Nearly all of the Philadelphia International records featured the work of the label’s in-house band of studio musicians, MFSB. MFSB cut a number of successful instrumental albums and singles written and produced by the Gamble & Huff team and arranged by Bobby Martin, including their 1974 #1 hit “TSOP (The Sound of Philadelphia)“, now best known as the theme song from the American television show Soul Train.
Gamble’s humanitarian work
Through the 1970s, Gamble and Huff continued to work with some of the biggest acts in the music industry, and Gamble in particular began his continuing work to clean up the inner cities and help African-American youth. He also contributed his time and energy to the T.J. Martell Leukemia Foundation and The AMC Cancer Research Center and Hospital. His charitable works and civic efforts continue today. He has served on the board of directors for the Philadelphia Music Foundation, which honors the artists, songwriters, and producers from Philadelphia. His Universal Companies have opened a restaurant, a bookstore, a mosque, low-income housing, and several charter schools. These buildings, mostly built by locally hired labor, have served as the beginnings of a resurgence in the neighborhood. He also helped start the “Clean Up The Ghetto” project, which involved the youth of blighted communities helping with the clean-up and repair of damaged or neglected properties.

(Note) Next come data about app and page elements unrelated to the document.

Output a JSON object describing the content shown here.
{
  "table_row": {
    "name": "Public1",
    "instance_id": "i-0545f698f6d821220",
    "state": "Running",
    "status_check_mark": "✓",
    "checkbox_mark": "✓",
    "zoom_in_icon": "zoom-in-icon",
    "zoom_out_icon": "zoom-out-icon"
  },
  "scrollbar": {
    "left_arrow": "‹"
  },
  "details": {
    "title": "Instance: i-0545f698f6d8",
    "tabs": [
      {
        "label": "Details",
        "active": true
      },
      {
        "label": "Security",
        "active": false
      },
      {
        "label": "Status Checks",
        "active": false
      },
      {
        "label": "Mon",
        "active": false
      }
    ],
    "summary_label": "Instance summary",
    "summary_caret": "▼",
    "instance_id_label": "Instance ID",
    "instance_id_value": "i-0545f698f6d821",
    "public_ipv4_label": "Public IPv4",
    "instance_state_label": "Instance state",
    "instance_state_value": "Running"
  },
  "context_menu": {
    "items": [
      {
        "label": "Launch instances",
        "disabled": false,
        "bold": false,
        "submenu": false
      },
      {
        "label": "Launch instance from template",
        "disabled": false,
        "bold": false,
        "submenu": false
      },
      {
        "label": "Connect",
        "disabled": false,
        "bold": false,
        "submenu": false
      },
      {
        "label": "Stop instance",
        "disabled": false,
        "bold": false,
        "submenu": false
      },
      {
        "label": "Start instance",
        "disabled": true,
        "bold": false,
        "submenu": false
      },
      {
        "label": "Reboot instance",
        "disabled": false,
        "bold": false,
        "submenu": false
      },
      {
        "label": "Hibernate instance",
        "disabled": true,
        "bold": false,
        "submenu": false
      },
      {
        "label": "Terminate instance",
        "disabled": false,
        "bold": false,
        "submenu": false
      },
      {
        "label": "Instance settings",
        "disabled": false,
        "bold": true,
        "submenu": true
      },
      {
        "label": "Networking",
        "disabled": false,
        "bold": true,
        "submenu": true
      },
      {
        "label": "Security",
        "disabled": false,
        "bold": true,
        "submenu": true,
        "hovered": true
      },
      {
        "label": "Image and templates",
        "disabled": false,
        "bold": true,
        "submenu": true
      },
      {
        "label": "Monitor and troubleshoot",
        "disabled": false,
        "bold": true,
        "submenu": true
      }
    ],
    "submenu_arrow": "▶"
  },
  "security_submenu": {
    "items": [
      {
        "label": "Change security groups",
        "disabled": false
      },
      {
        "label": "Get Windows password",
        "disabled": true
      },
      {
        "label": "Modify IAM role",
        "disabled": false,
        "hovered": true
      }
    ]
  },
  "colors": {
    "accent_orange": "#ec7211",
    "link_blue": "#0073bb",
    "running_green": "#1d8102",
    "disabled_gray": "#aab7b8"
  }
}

P.I.R recorded a song using many of their popular artists in support of the project. Started in Philadelphia, “Clean Up The Ghetto” spread to Los Angeles, Atlanta, and Chicago, and similar events have been held throughout the country.
In 1975, Philadelphia International became involved in a payola-related scandal; Gamble was fined and Huff was not. By the late 1970s, however, the popularity of the Philadelphia soul sound began to decline. Disco had suffered a backlash, R&B was going back toward the ballad, and rock had returned to the American charts. Still, the label had its share of late 1970s success. Among the later hits were “Enjoy Yourself” by The Jacksons in 1976, and “Ain’t No Stopping Us Now” by McFadden and Whitehead in 1979.
One song they wrote, called “My Mood” was adopted in 1980 as the close of WRC‘s Friday Night 6pm newscasts. As of 2008, WRC still uses this music.
In 1982, Philadelphia International’s biggest star, former Blue Notes singer Teddy Pendergrass, became paralyzed from the waist down in a car accident, and the future of the label came to be in doubt. That year, Philadelphia broke its ties with CBS and made a new deal with EMI. Although the hits had by now dried up, Gamble and Huff continued to write and produce for the label’s artists.
1990 finally saw Gamble and Huff recognized with a Grammy Award for Best R&B Song, awarded for Simply Red‘s cover of the Blue Notes’ 1972 hit “If You Don’t Know Me By Now”. In 1999, Gamble and Huff were honored with the Grammy Trustees Award, joining musical luminaries like Frank Sinatra, The Beatles, and Walt Disney. Their career output of over 3,000 songs places them among the most prolific professional songwriters of all time.
Today, Kenneth Gamble continues to write, often with Leon Huff, and Philadelphia International continues. He still lives in South Philadelphia, and remains active in his community. Gamble owns the shuttered Royal Theater and surrounding properties.
On September 19, 2005 Gamble and Huff were inducted into the Dance Music Hall of Fame for their outstanding achievements as producers at a ceremony held in New York City.
Gamble now works as a music instructor at Raising Horizons Quest Charter School.